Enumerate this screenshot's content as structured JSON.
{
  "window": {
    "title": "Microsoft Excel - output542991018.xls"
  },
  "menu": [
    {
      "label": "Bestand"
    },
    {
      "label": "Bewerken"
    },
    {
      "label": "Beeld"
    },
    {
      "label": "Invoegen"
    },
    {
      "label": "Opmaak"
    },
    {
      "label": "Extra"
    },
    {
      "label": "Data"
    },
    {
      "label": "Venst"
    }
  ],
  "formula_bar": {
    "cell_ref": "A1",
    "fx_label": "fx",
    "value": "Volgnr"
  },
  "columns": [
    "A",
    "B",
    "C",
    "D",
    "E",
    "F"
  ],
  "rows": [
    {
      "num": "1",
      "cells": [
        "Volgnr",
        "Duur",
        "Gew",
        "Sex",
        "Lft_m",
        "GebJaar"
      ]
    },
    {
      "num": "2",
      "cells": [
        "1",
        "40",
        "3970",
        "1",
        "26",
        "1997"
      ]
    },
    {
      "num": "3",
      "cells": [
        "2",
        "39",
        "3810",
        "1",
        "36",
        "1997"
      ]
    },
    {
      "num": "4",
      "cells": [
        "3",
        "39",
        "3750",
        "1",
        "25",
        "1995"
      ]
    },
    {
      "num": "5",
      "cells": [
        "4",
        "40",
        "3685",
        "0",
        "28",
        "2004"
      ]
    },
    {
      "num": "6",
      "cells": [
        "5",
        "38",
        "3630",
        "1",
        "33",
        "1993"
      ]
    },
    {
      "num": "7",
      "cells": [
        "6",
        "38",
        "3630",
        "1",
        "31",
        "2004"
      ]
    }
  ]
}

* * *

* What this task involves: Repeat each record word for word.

* Finished task:
Enumerate this screenshot's content as structured JSON.
{
  "window": {
    "title": "Microsoft Excel - output542991018.xls"
  },
  "menu": [
    {
      "label": "Bestand"
    },
    {
      "label": "Bewerken"
    },
    {
      "label": "Beeld"
    },
    {
      "label": "Invoegen"
    },
    {
      "label": "Opmaak"
    },
    {
      "label": "Extra"
    },
    {
      "label": "Data"
    },
    {
      "label": "Venst"
    }
  ],
  "formula_bar": {
    "cell_ref": "A1",
    "fx_label": "fx",
    "value": "Volgnr"
  },
  "columns": [
    "A",
    "B",
    "C",
    "D",
    "E",
    "F"
  ],
  "rows": [
    {
      "num": "1",
      "cells": [
        "Volgnr",
        "Duur",
        "Gew",
        "Sex",
        "Lft_m",
        "GebJaar"
      ]
    },
    {
      "num": "2",
      "cells": [
        "1",
        "40",
        "3970",
        "1",
        "26",
        "1997"
      ]
    },
    {
      "num": "3",
      "cells": [
        "2",
        "39",
        "3810",
        "1",
        "36",
        "1997"
      ]
    },
    {
      "num": "4",
      "cells": [
        "3",
        "39",
        "3750",
        "1",
        "25",
        "1995"
      ]
    },
    {
      "num": "5",
      "cells": [
        "4",
        "40",
        "3685",
        "0",
        "28",
        "2004"
      ]
    },
    {
      "num": "6",
      "cells": [
        "5",
        "38",
        "3630",
        "1",
        "33",
        "1993"
      ]
    },
    {
      "num": "7",
      "cells": [
        "6",
        "38",
        "3630",
        "1",
        "31",
        "2004"
      ]
    }
  ]
}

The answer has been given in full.